A Travellerspoint blog

Amasya

Practical tips

sunny 23 °C
View SilkRoad on UnwindRoad's travel map.

Bus station: The Amasya bus station is at least 5 miles out of town, so if you arrive on a long distance bus you either have to transfer to one of the company 'service' shuttles into town or get a cab, as we did given that we arrived after dark in the evening.

For the return journey we just turned up at the ticket office in town of the company we bought our next trip from and the service shuttle duly arrived in good time for us to catch our coach out of town.

We didn't use any local public transport this time. Though, when we walked up the hill to the Apple Palace (about a 40 minute walk up fairly steep incline), the hotel housekeeper very kindly stopped and gave us a ride when she saw us walking about half way up. We walked all the way down, though.

Language: Nobody seemed to speak any English in Amasya. Even the words 'cash' and 'card' produced blank faces, even in hotels or restaurants. The first time we had come across such a massive language divide.

Tombs: Great to walk up to the Pontic tombs dug into the hillside. But don't expect great health & safety or even a protective fence to stop you falling. This is at-your-own-risk stuff. We made it most of the way up but vertigo got the better of us before we reached the highest point.

Apples: Speciality of the region but we saw none on offer in any restaurant or cafe. Even the Apple Palace hotel didn't have any!

Coffee: Go to Gamasuk on the main street for traditional Turkish coffee in great setting

Tea and evening food: Try the municipal gardens (just along the river from the Clock Tower). Lovely spot for tea and great Turkish pizzas by the river side. Youthful clientele. Bats join you at dusk and might even flutter past your face as you eat. But they never touch, don't worry

Posted by UnwindRoad 07:51 Archived in Turkey Tagged bus tea tombs language station pizza coffee apples

Email this entryFacebookStumbleUpon

Table of contents

Be the first to comment on this entry.

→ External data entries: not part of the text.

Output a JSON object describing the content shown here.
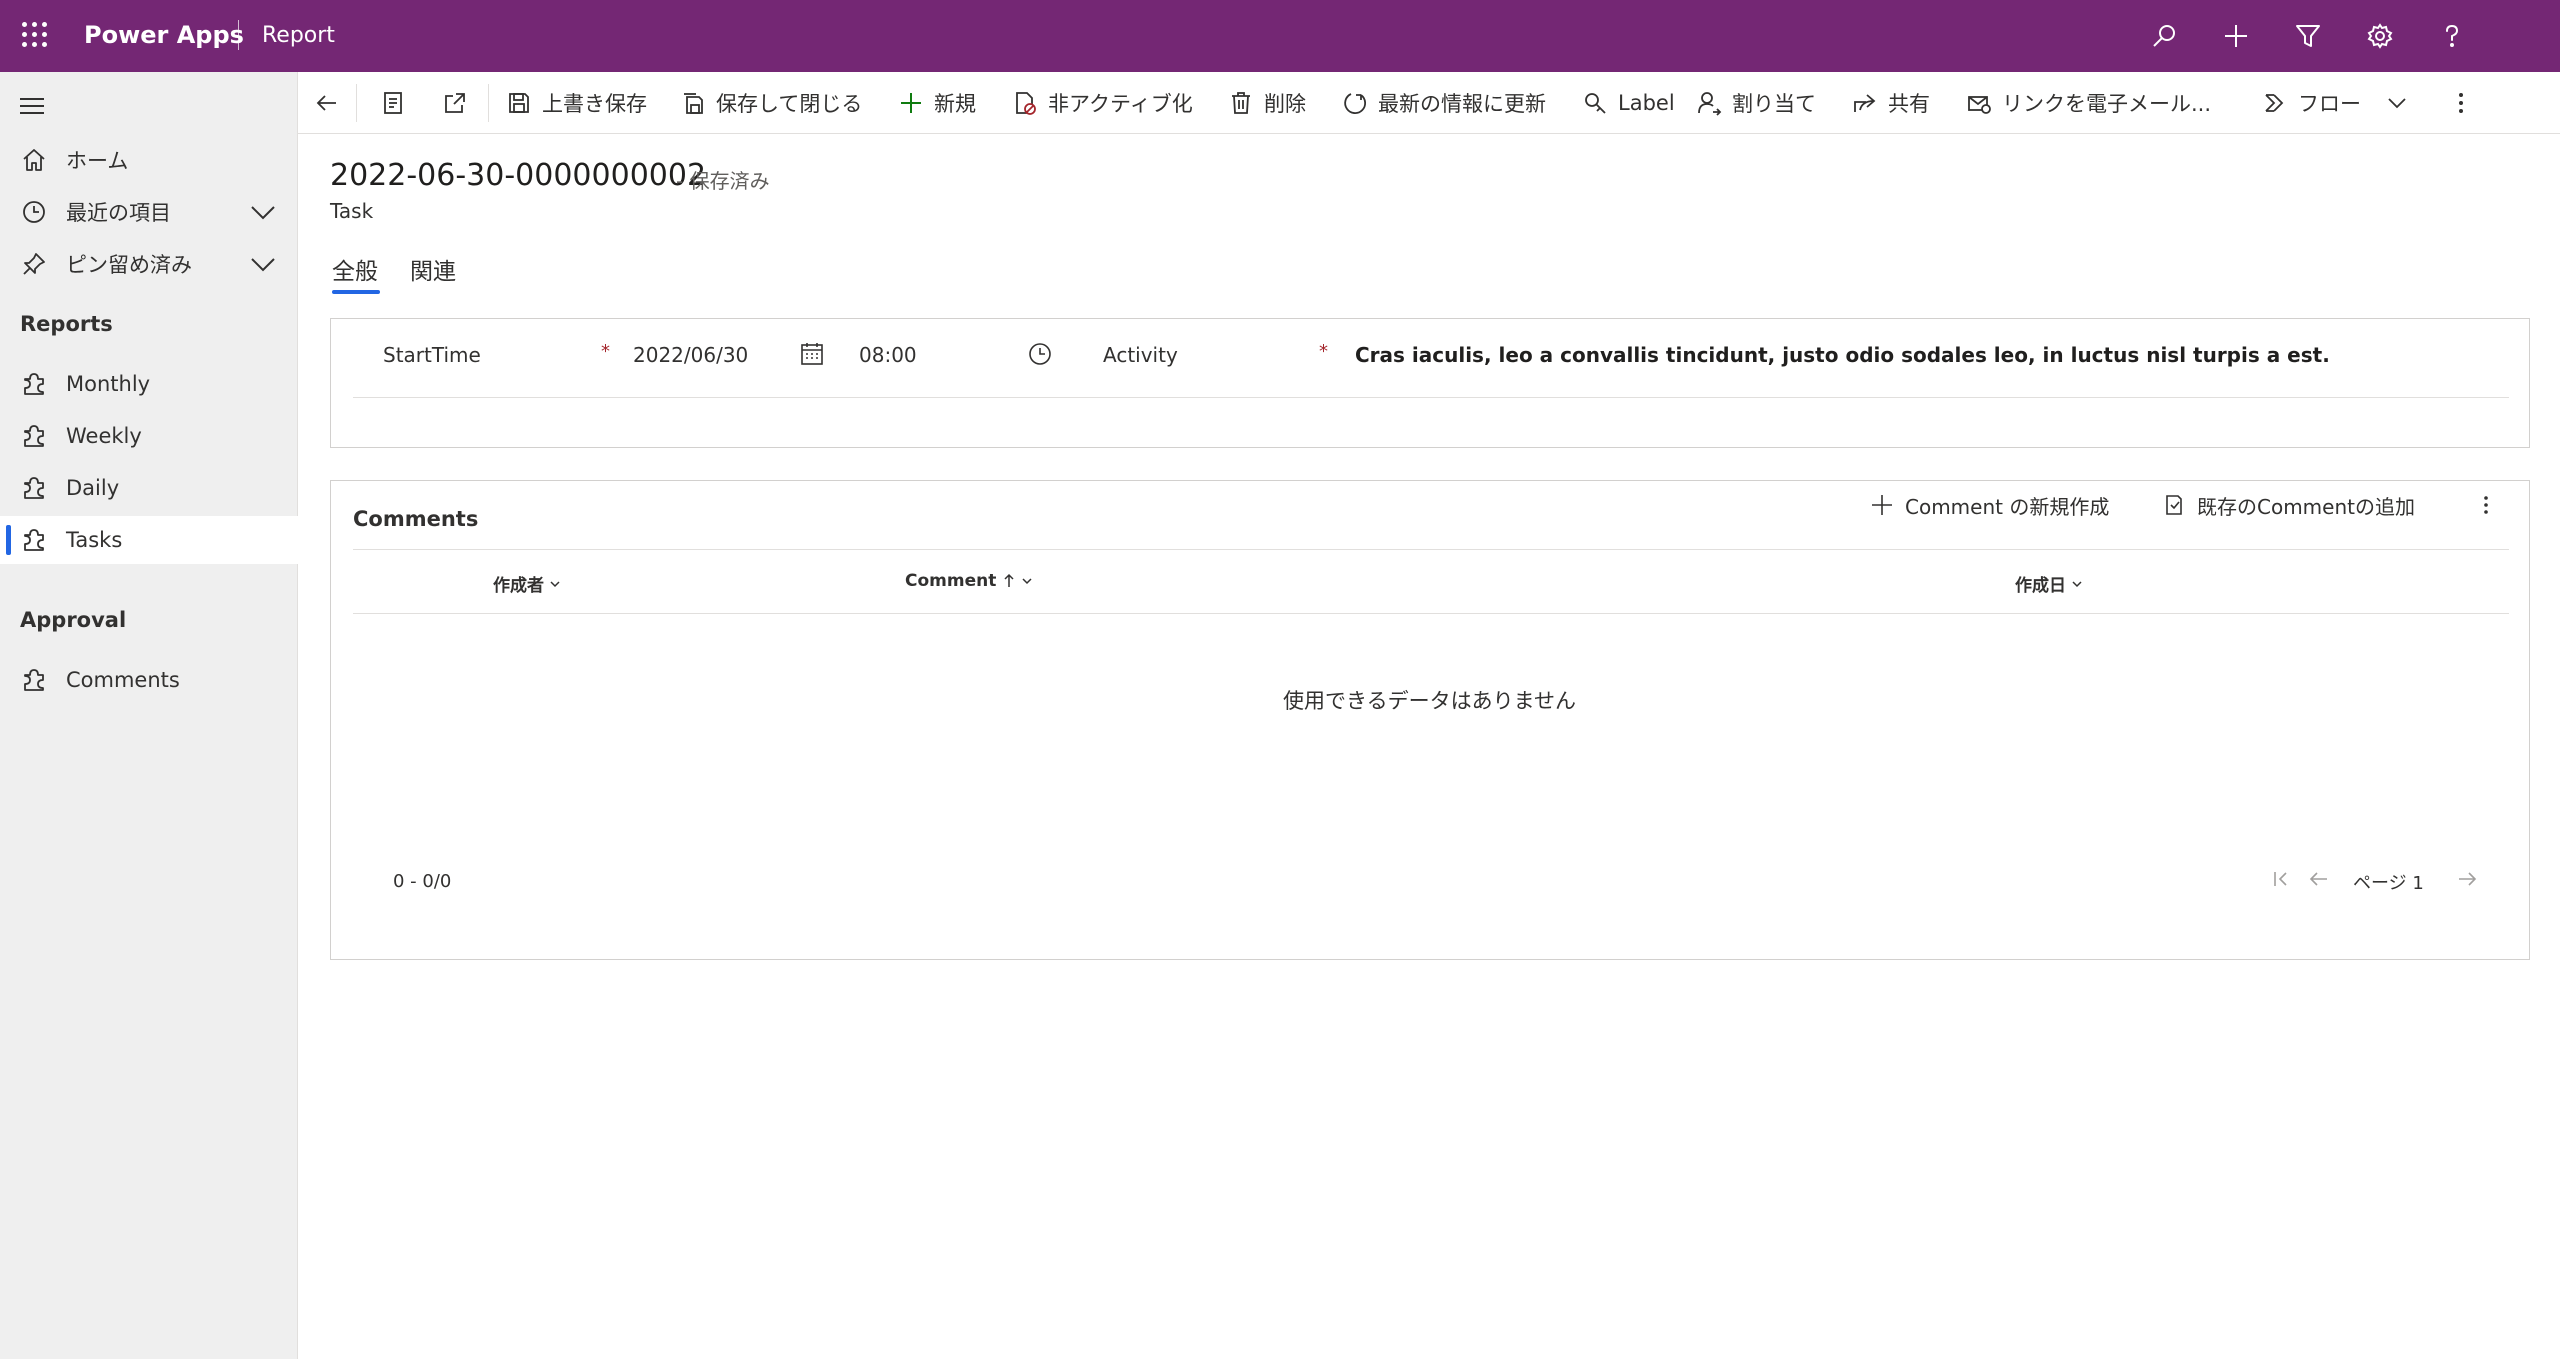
{
  "topbar": {
    "app_name": "Power Apps",
    "app_sub": "Report",
    "icons": [
      "search-icon",
      "plus-icon",
      "filter-icon",
      "gear-icon",
      "help-icon"
    ]
  },
  "sidebar": {
    "items": [
      {
        "label": "ホーム",
        "icon": "home-icon"
      },
      {
        "label": "最近の項目",
        "icon": "clock-icon"
      },
      {
        "label": "ピン留め済み",
        "icon": "pin-icon"
      }
    ],
    "groups": [
      {
        "title": "Reports",
        "items": [
          {
            "label": "Monthly",
            "icon": "puzzle-icon"
          },
          {
            "label": "Weekly",
            "icon": "puzzle-icon"
          },
          {
            "label": "Daily",
            "icon": "puzzle-icon"
          },
          {
            "label": "Tasks",
            "icon": "puzzle-icon",
            "active": true
          }
        ]
      },
      {
        "title": "Approval",
        "items": [
          {
            "label": "Comments",
            "icon": "puzzle-icon"
          }
        ]
      }
    ]
  },
  "commandbar": {
    "save": "上書き保存",
    "save_close": "保存して閉じる",
    "new": "新規",
    "deactivate": "非アクティブ化",
    "delete": "削除",
    "refresh": "最新の情報に更新",
    "label": "Label",
    "assign": "割り当て",
    "share": "共有",
    "email_link": "リンクを電子メール...",
    "flow": "フロー"
  },
  "record": {
    "title": "2022-06-30-0000000002",
    "status": "- 保存済み",
    "entity": "Task"
  },
  "tabs": [
    {
      "label": "全般",
      "selected": true
    },
    {
      "label": "関連",
      "selected": false
    }
  ],
  "form": {
    "start_time_label": "StartTime",
    "start_date": "2022/06/30",
    "start_time": "08:00",
    "activity_label": "Activity",
    "activity_value": "Cras iaculis, leo a convallis tincidunt, justo odio sodales leo, in luctus nisl turpis a est.",
    "required_mark": "*"
  },
  "comments": {
    "title": "Comments",
    "new_button": "Comment の新規作成",
    "add_existing_button": "既存のCommentの追加",
    "columns": [
      "作成者",
      "Comment",
      "作成日"
    ],
    "empty_message": "使用できるデータはありません",
    "count": "0 - 0/0",
    "page_label": "ページ 1"
  },
  "colors": {
    "topbar": "#742774",
    "accent": "#2266e3",
    "required": "#a4262c"
  }
}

This blog requires you to be a logged in member of Travellerspoint to place comments.

Enter your Travellerspoint login details below

( What's this? )

If you aren't a member of Travellerspoint yet, you can join for free.

Join Travellerspoint